November 4, 2020
Here we are, the morning after. Deadlines being what they are, you know the results of the election and I don’t. Nevertheless, it’s a safe bet the country hasn’t been transformed into Shangri-La overnight. After all, it would be simplistic to assume that Donald Trump is/was the cause of our current malaise and not a consequence. The populist grievances which found a home in Trumpism are the natural consequence of decades of economic, social and cultural disregard. The discontent is real and raw.
In a 2015 paper, Princeton economists Anne Case and Angus Deaton discovered an improbable increase in mortality since 1999 among less-educated (high school diploma or less) white Americans, mostly male, aged 45-54, the preponderance found in suicides, drug-overdoses, and alcohol-related diseases. Their movement toward lower and lower-skilled jobs resulted in a sharp decline in income, marriages, and home ownership, all signs of confidence in their futures. These “deaths of despair” could well have been predictors of the rise of Trumpism.
What turned against the white working class which had contributed so much to America’s rise as an economic world power? All signs point to the decline of the manufacturing economy and labor unions, the rise of globalism which only benefits those at the top, and increased opportunities for minorities. Perhaps their faith that their skilled labor would deliver a better life than that of their parents and an even better one for their children had been misplaced.

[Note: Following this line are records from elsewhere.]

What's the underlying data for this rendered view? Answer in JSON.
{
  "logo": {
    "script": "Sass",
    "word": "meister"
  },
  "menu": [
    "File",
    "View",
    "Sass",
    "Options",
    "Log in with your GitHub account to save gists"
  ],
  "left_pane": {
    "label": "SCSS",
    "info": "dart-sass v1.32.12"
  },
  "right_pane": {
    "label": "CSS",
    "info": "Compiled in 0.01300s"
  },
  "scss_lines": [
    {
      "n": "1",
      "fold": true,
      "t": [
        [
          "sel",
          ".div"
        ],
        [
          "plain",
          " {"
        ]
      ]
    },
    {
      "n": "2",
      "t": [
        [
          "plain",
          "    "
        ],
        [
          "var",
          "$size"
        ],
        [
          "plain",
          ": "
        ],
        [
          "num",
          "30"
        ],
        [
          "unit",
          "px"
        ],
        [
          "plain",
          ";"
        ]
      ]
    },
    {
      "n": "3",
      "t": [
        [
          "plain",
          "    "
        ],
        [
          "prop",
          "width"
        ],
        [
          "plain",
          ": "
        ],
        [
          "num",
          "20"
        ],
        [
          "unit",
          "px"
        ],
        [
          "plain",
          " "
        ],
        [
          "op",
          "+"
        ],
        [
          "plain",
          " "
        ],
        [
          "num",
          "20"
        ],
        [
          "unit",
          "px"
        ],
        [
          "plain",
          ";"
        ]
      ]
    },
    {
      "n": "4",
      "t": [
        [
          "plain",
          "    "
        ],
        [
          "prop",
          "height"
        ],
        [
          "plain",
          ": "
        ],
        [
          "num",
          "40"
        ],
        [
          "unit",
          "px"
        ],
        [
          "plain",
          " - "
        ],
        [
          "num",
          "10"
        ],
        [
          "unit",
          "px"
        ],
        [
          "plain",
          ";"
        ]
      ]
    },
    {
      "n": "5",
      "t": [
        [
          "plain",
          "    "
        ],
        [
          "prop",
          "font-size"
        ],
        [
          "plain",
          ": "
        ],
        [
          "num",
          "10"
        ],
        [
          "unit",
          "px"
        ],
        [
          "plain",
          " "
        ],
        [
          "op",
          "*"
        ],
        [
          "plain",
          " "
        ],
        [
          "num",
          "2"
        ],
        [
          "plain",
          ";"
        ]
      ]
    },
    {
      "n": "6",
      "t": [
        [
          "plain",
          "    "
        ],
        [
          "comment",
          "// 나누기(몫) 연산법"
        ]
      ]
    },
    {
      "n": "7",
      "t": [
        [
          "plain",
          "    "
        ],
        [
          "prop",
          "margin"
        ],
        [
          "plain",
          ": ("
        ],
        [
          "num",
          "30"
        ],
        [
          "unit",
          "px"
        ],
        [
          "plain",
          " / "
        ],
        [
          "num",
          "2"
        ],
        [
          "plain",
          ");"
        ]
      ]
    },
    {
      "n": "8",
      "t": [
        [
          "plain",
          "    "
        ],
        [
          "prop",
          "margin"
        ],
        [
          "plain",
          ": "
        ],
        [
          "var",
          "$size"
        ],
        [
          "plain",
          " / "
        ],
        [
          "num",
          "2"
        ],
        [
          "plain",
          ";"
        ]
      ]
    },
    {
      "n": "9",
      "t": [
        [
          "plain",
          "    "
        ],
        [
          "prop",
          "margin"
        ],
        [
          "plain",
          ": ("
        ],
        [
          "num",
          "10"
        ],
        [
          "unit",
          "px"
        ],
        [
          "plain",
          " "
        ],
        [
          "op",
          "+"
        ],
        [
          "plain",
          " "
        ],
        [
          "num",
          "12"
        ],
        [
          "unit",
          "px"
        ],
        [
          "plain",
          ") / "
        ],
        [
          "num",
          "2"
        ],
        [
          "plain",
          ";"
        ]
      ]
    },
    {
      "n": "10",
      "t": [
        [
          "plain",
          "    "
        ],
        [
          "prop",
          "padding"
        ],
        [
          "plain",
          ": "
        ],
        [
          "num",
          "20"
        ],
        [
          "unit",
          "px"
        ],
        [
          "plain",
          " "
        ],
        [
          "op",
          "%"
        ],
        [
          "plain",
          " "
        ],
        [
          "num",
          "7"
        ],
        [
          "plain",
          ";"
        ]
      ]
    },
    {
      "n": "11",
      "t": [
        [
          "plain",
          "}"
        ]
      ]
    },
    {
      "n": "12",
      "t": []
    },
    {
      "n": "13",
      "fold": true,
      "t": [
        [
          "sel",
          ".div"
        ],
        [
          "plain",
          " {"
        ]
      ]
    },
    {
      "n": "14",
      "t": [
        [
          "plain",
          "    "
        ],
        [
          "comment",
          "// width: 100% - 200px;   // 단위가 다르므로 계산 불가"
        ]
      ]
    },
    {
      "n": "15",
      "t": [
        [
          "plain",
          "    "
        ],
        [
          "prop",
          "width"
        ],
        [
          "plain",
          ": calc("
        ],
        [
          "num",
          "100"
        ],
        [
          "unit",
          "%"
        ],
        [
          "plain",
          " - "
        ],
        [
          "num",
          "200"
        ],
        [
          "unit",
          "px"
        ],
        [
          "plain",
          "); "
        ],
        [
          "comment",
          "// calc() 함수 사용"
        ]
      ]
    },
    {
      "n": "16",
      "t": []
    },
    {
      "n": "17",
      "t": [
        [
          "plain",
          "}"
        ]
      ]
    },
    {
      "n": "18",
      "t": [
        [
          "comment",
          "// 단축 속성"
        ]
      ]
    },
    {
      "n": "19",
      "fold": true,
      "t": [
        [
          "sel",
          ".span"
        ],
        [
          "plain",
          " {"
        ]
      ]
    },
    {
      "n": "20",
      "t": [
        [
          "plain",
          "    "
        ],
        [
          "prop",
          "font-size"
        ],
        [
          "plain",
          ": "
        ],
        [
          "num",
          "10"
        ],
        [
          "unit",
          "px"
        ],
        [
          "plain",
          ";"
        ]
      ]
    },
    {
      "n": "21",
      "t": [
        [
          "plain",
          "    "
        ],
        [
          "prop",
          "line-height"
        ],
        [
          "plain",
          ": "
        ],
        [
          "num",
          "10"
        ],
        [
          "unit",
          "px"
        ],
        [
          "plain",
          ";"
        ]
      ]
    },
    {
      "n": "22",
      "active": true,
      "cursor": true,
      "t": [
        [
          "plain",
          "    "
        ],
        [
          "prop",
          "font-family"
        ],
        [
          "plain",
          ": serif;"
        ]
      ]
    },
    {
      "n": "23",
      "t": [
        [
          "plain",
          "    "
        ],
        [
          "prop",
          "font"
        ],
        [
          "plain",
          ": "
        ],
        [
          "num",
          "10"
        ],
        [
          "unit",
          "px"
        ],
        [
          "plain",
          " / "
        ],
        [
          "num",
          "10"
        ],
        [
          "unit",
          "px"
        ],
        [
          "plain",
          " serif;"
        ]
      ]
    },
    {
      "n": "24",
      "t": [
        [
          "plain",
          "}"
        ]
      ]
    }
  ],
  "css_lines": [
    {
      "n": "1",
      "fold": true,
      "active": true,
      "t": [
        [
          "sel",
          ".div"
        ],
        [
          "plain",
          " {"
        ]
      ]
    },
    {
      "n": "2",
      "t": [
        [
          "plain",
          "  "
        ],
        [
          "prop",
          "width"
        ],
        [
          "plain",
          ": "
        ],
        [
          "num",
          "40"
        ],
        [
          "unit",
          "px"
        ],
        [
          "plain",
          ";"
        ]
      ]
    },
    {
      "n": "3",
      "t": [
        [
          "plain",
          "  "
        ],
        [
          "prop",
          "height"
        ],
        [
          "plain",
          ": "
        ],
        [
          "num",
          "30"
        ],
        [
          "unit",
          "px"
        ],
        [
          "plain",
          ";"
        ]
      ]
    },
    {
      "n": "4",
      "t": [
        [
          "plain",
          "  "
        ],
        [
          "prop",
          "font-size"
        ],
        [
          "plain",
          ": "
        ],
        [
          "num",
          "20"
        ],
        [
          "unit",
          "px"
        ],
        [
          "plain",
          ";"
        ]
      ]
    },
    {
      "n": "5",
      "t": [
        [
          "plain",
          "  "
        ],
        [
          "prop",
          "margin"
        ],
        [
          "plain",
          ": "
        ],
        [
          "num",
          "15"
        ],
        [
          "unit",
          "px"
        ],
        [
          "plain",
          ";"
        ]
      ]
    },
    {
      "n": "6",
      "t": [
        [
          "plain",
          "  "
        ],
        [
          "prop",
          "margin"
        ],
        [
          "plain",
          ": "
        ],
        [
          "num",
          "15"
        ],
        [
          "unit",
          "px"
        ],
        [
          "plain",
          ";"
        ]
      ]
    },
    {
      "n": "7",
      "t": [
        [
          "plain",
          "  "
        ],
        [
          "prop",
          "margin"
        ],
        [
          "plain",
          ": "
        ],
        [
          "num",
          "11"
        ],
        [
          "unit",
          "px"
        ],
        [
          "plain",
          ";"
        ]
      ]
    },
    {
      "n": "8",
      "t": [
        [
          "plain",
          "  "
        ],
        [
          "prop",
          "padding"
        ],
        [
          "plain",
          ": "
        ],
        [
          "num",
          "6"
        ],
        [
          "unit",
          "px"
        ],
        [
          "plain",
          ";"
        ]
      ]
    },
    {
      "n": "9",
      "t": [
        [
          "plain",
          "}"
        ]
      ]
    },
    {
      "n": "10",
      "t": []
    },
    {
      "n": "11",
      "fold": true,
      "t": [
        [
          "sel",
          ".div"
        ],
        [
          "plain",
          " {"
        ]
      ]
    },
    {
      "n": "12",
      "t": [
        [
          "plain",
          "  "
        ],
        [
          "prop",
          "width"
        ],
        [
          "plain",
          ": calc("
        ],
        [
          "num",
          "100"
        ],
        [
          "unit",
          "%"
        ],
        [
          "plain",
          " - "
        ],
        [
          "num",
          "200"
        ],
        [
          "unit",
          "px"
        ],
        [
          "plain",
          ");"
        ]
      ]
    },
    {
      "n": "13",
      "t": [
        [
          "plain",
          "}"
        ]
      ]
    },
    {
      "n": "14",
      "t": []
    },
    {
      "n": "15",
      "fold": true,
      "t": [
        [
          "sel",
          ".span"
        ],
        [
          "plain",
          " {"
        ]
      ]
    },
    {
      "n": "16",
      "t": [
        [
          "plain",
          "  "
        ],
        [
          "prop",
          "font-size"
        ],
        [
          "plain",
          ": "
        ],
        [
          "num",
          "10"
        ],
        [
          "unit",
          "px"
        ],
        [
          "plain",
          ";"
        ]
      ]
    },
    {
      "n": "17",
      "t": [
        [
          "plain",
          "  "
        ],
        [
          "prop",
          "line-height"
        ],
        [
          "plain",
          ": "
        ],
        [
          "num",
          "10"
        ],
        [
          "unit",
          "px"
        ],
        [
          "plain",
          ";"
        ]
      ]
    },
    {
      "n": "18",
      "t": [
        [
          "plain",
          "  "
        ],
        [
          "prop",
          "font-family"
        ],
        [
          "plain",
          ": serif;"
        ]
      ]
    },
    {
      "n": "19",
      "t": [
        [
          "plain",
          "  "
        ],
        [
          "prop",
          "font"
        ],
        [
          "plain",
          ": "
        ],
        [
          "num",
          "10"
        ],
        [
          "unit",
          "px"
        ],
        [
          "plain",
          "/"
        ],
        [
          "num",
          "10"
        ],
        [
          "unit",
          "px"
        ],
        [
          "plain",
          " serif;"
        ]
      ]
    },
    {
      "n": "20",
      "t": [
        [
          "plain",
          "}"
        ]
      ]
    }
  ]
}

But this is not simply a story of economics. Being an American story, it must also involve race. Many working class whites may have unconsciously taken it as an article of faith that their whiteness would protect them from the ultimate degradation of landing on the bottom rung of the social class ladder, the default position of African-Americans for 300 years. But with the civil rights movement of the ‘60’s and affirmative action policies of the ‘70’s, steadily an influential Black middle class emerged, culminating in the inauguration of the first Black president in 2008. Pundits optimistically proclaimed the birth of a post-racial America, an analysis that would soon prove naïve. What did emerge rather was a level of white working-class resentment that found a voice, first in the person of the ill-prepared Sarah Palin and the nascent Tea Party movement, and then in the unlikely person of a bankruptcy-prone, narcissist whose overt racism drove him to challenge the very legitimacy of Obama’s election. His campaign’s opening rant against Mexican “rapists and murderers”, and a promise to “make America great again”, spoke to the anger, frustration, and grievance widely held among the increasingly disenfranchised. Though he has introduced no economic policies to significantly improve their plight, they remain faithful to the swagger of his message.
In “The Tyranny of Meritocracy”, philosopher Michael Sandel has identified yet another factor that is undeniably exacerbating their discontents. He indicts the Democratic Party by interpreting Trump’s 2016 election as a response to the political failure of the progressive, technocratic liberalism of the past four decades which became more congenial to a coastal and largely urban professional class than to blue-collar workers. He is critical of the notion of meritocracy itself, by which the dominant class smugly assigns credit for their professional success to bootstrap virtue rather than their accidental good fortune at having been raised in a family and culture that values and has access to higher education and the achievement it affords. Sandel claims this “meritocratic hubris” begets humiliation among the working class and intensifies their bitterness.
If Biden was indeed elected last night, he would be well served to redirect his party on a course that recognizes and values its roots in the working class. If Trump won, then hold on tight. Because it will only be a matter of time before his disciples discover that he never had their best interests in mind but merely exploited their resentment for his own ambitions.